The main problem with the use of parabens is mainly due to the overexposure that has occurred in the past: being present in most cosmetics, and also in other contact sources such as food, the dose of exposure was considerably high. Today, on the other hand, the cosmetics industry has developed new alternative formulations that do not contain parabens and are meeting consumer demands. In addition, sensitivity to the elimination of petrolatum and silicones from cosmetic formulations has led to the development by manufacturers of cosmetics that are more eudermic, breathable and non-occlusive to the skin.
How to identify paraben-free cosmetics
How can consumers choose a cosmetic that meets their needs? First of all, the responsible person can indicate on the label the words ‘paraben-free cosmetic’ or ‘paraben-free’, but these can be identified by reading the list of ingredients, as the name according to international nomenclature is very intuitive and simple. A further piece of information could be the indication of the product’s naturalness, which would exclude the presence of synthetic elements.
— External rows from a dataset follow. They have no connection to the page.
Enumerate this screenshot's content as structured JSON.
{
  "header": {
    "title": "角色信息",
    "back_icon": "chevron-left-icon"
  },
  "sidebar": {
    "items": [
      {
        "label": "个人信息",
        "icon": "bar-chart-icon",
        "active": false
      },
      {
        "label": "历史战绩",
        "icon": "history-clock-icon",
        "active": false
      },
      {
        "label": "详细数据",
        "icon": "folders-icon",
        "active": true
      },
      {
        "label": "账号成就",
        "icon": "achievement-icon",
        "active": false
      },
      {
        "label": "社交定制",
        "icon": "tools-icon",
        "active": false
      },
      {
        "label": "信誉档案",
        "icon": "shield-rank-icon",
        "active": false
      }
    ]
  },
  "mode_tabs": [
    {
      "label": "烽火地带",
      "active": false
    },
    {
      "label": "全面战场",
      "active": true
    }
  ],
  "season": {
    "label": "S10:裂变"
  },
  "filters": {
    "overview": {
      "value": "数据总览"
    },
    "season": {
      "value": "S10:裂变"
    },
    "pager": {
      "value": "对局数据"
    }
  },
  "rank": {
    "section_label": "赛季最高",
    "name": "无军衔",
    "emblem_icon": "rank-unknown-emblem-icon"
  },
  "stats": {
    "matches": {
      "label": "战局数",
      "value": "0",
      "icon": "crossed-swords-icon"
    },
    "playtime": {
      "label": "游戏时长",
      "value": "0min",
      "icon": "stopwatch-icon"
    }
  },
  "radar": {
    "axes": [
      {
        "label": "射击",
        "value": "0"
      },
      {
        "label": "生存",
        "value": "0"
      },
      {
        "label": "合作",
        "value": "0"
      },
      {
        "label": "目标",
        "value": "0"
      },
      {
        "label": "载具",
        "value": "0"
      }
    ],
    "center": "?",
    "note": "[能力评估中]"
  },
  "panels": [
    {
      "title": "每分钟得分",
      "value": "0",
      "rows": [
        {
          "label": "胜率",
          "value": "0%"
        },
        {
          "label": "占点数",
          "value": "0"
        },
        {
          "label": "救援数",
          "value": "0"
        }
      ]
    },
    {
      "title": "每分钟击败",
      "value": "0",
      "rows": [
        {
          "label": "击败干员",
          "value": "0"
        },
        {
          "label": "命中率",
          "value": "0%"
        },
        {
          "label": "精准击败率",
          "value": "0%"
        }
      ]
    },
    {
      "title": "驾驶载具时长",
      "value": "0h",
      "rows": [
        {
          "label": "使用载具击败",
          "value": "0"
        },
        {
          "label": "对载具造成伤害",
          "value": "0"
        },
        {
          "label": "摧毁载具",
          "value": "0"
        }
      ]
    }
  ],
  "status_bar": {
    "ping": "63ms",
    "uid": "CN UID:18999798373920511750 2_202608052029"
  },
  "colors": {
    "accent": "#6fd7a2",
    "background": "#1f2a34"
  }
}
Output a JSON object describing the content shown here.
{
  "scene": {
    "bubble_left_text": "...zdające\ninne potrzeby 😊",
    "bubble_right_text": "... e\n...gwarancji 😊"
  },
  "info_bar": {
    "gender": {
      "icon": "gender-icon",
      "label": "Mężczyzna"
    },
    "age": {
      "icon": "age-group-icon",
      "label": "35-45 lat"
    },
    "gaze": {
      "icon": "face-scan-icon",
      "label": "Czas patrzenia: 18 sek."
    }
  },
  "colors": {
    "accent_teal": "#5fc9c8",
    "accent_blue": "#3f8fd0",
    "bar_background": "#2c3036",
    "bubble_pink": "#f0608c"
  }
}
Always bearing in mind that the presence of parabens, silicones or petrolati in no way indicates that the cosmetic does not comply with the legal requirements, the consumer can make his or her own informed choice by a quick observation of the INCI of the cosmetic in question. Lastly, the replacement of parabens by alternative preservatives has led cosmetics manufacturers to reduce the PAO, a further element to be evaluated before purchasing a cosmetic.